By Aaron Augustyniak, Treaty Account Executive, and Jess Butler, Chief Operating Officer, Mutual Capital Analytics
Part 2 in our series examining the Small Commercial marketplace and the five strategies insurers can utilize for profitable expansion into this market.
As carriers look for profitable growth opportunities, many are looking to expand their offerings in the Small Commercial marketplace. There are five capabilities that insurance companies need for success – and a strong distribution strategy is top of the list. Historically, many carriers have partnered with independent agents to write profitable, niched business. However, to successfully grow in the Small Commercial marketplace while maintaining strong margins, carriers will need to make strategic decisions regarding distribution expansion.
There are 3 main distribution models in Small Commercial:
- Captive Agent (14.9% of marketplace and trending downward)
- Independent Agent (84.5% and trending upward)
- with Proprietary Carrier Platforms
- with Comparative Rater Platform
- Direct to Consumer (0.65% of marketplace & flat in last 5 years)
Most carriers begin their distribution channel with a captive or independent agency plant. Each of these business models requires an efficient way of quoting business, including a proprietary platform with a streamlined question set, third-party data for accuracy, prefill capabilities and data.
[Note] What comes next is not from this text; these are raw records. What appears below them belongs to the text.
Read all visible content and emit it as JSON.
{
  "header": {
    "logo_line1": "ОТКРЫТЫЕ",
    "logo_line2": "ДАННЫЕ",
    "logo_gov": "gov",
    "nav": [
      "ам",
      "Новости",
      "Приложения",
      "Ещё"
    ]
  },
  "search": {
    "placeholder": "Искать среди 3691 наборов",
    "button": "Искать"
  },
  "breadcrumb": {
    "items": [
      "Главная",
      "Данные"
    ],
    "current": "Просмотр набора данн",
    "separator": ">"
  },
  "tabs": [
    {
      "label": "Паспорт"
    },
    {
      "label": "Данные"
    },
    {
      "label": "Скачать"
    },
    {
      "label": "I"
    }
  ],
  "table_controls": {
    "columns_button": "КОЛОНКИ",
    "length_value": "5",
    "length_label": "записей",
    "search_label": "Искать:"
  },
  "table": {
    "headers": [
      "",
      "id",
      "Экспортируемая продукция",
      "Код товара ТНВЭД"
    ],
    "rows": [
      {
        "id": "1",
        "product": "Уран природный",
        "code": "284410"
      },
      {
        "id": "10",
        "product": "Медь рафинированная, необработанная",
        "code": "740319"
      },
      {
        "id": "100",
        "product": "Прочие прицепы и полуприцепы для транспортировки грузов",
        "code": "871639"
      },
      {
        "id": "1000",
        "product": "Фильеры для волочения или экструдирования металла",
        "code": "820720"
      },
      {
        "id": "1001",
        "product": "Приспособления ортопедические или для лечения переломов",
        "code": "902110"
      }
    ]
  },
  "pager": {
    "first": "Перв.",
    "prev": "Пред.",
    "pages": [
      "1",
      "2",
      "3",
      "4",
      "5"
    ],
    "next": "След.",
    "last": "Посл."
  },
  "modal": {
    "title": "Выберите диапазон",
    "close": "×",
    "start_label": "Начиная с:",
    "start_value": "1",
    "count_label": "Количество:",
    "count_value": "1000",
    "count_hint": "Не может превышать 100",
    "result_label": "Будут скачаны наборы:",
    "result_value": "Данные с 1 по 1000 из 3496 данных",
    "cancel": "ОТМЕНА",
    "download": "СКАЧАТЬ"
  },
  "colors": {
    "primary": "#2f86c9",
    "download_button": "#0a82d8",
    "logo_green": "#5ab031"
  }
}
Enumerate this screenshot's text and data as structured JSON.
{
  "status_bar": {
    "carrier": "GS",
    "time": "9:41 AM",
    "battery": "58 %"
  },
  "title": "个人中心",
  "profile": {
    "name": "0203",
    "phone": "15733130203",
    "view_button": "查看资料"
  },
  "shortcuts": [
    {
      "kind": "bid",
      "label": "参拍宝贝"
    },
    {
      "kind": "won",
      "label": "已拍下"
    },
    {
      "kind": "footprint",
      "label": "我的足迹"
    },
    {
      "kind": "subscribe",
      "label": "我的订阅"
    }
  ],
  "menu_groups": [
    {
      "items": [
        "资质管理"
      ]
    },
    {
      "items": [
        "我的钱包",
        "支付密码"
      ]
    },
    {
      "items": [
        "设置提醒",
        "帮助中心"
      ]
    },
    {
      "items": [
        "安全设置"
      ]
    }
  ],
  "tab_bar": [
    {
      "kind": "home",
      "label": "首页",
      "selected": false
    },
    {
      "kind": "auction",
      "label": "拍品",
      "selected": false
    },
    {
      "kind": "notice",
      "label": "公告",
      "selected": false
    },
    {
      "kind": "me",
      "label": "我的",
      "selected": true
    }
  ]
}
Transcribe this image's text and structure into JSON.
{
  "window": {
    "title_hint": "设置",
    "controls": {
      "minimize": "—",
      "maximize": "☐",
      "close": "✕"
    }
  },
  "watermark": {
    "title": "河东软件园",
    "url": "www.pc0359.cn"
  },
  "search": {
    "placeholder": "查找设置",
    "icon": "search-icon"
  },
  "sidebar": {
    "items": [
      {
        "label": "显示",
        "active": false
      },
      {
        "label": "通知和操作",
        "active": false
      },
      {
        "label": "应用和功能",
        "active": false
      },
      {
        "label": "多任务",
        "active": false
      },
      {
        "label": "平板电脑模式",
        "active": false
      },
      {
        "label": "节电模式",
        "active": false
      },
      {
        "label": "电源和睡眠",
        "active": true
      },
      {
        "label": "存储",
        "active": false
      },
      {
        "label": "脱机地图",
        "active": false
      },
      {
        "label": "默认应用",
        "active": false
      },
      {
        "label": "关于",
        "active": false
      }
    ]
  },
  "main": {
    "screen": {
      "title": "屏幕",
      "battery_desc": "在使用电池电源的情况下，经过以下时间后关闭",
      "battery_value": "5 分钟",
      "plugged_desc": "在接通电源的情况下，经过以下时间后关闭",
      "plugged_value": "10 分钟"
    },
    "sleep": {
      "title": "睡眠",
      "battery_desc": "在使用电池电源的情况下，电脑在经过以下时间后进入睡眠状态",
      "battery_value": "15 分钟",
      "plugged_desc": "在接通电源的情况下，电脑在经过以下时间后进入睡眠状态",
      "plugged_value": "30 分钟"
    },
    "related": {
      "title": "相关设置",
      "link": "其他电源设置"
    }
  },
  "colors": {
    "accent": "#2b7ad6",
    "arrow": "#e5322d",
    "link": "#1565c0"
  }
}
Together, these factors will prove beneficial in performing analytics on pre-issuance policy set or quote data.
One of the most rapidly changing aspects of the agency distribution model in Commercial Lines is an acceleration in the use of comparative raters. Agents are continuously looking for ways to increase efficiency as speed to market continues to be a differentiating factor. With roughly 80% of the Personal Lines business coming through comparative raters today, agents want a similar solution for smaller Commercial risks.
Comparative Rater Platforms
Carriers expanding to comparative rater platforms for Small Commercial should consider external and internal perspectives as they are developing their strategy:
So how do carriers take the best of both worlds in developing their distribution strategy?
Focus on answering one primary question: What are the initial data elements that you need to provide a quote with a confidence level of ~90%?
After determining which strategy to pursue, ensuring you have the data and monitoring in place will be critical to achieving success in your distribution expansion initiative. There are differences in these two intake channels, notably, in the comparative rater channel quote volume will increase, but close ratio will drop significantly. Having the data from inception will be business critical to success.
Another distribution strategy that many carriers consider is going direct-to-consumer. The direct model is very different in that carriers work directly with their customers, who typically have less insurance knowledge than agents. Carriers that go this route will save on the expense of commission; however, this strategy requires up-front investments to establish capabilities in generating leads, driving web traffic and investing in call centers with licensed personnel to respond to customer needs. To be successful, this needs to be created at scale in order to cover the required investments.
As mutual carriers interested in expanding their writings in the Small Commercial marketplace consider their options, strategic decisions around distribution are mission critical. With so many distribution options, the ability for carriers to grow is well within reach. The challenge is continuing to grow the top line while maintaining the strong profitability that many carriers have created in their established Small Commercial portfolios.
As always, please reach out with any questions or if you’d like to have a deeper discussion on this topic.
Stay tuned for our next article in this series on the Small Commercial Marketplace. We will discuss the importance of underwriting expertise – and the changing relationship between underwriters and agents as the less complex risks are automated and interactions center around the more challenging risks.